It was like stumbling into a cave. Large, glowing eyes stare out from every end. You want to look back, but fear that the eyes will see right through you and discover exactly what you want. You look anyway, and they zero in on you, getting closer and closer, until you have no control. At this point you submit and forget everything: your day, your work, your family, your lover, and – given the times – the lurking possibility that your train will be blown apart.
After college, I began working for a legal NGO in the Fort area. Disinclined to work late, lest I miss the rush hour crowd, I would leave the office at 6 p.m. sharp. My regulars were the 6.14, 6.26, 6.31 or the 6.44 Borivali fasts – depending on which set of regulars I wanted to travel with. Committed people like me do not do as ordinary commuters would. Firstly, we prefer to travel during rush hour (the more crowded the more opportunities); secondly, we will gladly miss a train in order to catch the right one with the right man, and thirdly, we never ever try to find a place to sit.
It sounds crazy: after a long day at work, over a long journey that could last two hours, who wants to stand? That would be us: sly queens who wait for the breeders to settle in and only then ascend. We place our bags on the overhead racks, expertly evaluate the options and find some strategic corner to place ourselves in. Cruising is limited by several factors, the most important of which is the orientation of platforms along the way. Say my destination is Santa Cruz. Now if you were in my compartment and had to get off at Bandra, then we wouldn’t be able to get it on, since our platforms would fall on opposite sides of the compartment, and that is how we would have to position ourselves: as every seasoned commuter knows, cutting across a densely packed train is impossible. However, if you happened to be travelling to Dadar instead, we would be on the same side of the compartment and could enjoy just fine; bearing in mind though that Dadar is only a short distance away from Churchgate, and as such, comes too soon.

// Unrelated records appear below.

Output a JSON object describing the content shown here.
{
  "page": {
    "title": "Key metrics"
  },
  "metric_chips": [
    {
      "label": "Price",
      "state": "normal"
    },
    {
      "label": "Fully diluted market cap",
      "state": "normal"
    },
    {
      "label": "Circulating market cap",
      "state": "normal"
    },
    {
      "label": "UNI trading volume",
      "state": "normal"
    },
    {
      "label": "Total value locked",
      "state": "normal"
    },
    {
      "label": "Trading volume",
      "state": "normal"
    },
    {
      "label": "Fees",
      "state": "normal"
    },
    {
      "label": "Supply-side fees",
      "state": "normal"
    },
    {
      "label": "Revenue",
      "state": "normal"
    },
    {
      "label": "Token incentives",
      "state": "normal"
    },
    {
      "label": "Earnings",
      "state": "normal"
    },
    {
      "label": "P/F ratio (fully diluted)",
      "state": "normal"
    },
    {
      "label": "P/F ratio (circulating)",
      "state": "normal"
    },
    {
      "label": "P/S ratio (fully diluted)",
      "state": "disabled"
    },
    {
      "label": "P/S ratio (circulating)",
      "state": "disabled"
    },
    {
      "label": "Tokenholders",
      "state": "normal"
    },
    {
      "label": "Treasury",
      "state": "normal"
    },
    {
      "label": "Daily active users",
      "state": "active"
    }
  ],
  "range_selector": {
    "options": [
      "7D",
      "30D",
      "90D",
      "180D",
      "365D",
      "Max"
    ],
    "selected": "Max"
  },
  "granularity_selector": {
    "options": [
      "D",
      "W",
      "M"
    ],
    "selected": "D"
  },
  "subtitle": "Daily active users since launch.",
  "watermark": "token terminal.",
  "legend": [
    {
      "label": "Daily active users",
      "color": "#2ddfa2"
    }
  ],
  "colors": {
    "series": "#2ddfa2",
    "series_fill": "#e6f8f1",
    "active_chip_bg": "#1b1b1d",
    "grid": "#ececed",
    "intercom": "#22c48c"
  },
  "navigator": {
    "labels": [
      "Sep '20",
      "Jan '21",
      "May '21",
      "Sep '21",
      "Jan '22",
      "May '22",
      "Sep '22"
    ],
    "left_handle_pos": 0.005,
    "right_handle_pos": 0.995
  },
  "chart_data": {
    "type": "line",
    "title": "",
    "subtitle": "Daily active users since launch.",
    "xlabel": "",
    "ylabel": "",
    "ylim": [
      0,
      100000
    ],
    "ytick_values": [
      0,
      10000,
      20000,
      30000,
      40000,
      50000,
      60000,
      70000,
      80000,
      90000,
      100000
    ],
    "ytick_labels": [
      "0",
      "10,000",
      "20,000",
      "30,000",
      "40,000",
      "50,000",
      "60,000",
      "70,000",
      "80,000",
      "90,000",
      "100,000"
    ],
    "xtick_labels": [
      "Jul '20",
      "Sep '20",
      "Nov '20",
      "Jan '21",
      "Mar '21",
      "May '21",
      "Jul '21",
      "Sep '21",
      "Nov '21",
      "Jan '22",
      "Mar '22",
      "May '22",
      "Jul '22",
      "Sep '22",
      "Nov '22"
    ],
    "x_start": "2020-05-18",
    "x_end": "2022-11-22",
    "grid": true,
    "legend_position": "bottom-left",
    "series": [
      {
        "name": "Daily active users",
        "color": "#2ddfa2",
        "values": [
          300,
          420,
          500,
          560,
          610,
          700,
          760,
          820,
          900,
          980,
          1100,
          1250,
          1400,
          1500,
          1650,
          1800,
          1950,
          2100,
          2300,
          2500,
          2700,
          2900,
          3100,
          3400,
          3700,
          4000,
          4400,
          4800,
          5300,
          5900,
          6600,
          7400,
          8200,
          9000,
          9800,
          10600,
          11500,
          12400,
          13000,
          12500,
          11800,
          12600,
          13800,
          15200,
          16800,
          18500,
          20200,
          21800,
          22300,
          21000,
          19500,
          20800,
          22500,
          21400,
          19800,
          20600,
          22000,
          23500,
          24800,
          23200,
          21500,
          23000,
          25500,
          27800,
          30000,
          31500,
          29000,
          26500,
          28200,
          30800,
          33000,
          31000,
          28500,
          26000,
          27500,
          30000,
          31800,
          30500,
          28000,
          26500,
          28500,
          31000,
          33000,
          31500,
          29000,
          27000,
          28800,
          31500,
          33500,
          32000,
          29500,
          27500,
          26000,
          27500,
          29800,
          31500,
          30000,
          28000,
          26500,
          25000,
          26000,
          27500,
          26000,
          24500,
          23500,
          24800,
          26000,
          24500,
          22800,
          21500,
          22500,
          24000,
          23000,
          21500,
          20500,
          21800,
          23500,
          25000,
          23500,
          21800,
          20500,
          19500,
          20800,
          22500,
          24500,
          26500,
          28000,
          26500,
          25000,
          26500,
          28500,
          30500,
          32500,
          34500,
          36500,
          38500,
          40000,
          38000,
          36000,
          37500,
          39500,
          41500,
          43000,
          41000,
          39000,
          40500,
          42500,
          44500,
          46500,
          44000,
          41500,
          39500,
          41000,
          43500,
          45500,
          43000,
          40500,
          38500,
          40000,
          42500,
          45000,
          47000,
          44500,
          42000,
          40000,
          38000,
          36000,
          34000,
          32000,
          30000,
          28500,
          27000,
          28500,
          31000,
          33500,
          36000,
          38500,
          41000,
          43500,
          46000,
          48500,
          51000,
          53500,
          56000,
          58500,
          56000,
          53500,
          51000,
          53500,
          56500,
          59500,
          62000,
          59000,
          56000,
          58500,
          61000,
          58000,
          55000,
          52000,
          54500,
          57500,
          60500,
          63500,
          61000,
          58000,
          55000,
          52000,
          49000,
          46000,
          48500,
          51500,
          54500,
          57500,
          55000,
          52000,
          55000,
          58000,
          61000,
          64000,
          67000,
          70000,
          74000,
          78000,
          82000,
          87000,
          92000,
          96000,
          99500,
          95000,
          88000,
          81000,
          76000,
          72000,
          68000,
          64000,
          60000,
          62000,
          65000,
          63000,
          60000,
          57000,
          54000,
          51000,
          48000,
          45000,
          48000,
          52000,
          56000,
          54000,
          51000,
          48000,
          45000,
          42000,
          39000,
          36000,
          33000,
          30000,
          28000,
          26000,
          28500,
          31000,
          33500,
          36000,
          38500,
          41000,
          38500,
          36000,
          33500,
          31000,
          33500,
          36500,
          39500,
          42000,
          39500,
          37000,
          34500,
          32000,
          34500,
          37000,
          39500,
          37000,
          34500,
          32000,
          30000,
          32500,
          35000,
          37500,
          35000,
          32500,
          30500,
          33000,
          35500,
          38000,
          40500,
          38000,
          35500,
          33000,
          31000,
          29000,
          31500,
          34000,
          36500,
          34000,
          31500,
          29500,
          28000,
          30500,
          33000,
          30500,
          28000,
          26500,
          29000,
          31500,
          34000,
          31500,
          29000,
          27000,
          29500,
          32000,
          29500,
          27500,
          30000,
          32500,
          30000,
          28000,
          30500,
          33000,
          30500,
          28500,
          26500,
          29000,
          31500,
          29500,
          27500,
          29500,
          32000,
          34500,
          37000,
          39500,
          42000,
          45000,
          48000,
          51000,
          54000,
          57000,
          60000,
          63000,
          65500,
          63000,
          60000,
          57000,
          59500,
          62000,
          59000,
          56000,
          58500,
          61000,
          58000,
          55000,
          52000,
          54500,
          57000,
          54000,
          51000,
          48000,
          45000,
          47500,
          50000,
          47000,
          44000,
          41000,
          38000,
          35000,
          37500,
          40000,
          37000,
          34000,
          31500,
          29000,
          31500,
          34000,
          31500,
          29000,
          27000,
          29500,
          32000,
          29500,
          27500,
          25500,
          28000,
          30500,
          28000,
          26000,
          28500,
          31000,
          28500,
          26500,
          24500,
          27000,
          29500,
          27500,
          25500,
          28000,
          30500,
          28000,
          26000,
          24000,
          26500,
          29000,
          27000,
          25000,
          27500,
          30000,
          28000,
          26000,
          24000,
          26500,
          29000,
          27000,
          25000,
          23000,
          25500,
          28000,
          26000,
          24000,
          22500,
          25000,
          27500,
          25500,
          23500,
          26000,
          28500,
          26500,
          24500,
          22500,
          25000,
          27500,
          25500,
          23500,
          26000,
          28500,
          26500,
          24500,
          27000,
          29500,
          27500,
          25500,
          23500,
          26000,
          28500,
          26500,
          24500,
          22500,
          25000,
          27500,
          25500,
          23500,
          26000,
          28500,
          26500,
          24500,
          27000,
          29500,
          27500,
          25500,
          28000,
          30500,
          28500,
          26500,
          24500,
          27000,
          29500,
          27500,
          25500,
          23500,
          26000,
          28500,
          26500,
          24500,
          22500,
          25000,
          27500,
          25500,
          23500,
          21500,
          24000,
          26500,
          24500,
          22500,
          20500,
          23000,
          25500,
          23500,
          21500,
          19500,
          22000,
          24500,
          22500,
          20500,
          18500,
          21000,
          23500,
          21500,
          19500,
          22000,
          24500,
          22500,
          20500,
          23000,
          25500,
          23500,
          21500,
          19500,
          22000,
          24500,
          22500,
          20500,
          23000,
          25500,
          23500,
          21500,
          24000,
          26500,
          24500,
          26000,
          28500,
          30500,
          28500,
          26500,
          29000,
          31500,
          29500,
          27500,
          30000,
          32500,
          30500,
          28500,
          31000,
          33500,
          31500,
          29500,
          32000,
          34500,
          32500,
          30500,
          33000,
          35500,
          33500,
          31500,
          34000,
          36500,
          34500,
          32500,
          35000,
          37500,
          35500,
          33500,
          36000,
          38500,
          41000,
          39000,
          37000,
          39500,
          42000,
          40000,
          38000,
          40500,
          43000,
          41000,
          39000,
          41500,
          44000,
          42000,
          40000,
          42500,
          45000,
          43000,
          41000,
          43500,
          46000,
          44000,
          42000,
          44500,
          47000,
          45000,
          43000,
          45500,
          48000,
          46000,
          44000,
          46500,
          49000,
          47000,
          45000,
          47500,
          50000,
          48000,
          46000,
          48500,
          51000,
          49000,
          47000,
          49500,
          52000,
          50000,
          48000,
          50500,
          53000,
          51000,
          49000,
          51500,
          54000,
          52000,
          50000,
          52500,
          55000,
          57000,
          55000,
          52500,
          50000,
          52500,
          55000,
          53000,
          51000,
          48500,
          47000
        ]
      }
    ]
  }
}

As for etiquette, anything goes and the excitement is commensurate with risk. My biggest accidents have been when I am lost in enjoyment and the train unexpectedly pulls in at a station: the compartment empties out and I have about half a panicked second to avoid exposing myself to a substantial section of suburban Bombay. Believe me, it’s no fun. Mostly, I go with the heavy-petting approach. Rumours of more vigorous sexual adventures abound, though I have yet to experience such wantonness. Paradoxically, the best thing that can happen is also the simplest. The most exciting sensation in encounters such as these is when a stranger takes your hand in his. Not clumsily, but with fingers entwined tight. And then you realise that it’s about holding someone close, about knowing that you are not alone.
Every day and every night, hundreds of trains move up and down the reclaimed islands of Bombay, heaving with a desire that rarely spills out. I have got to know plenty of regulars in my time, and yet almost never had sex with any of them in the city. For most of my fellow passengers, enjoyment is something that happens inside the compartment and nowhere else. Being gay means little or nothing. A knowing glance, a furtive encounter and perhaps a hand to hold on to is all they permit themselves.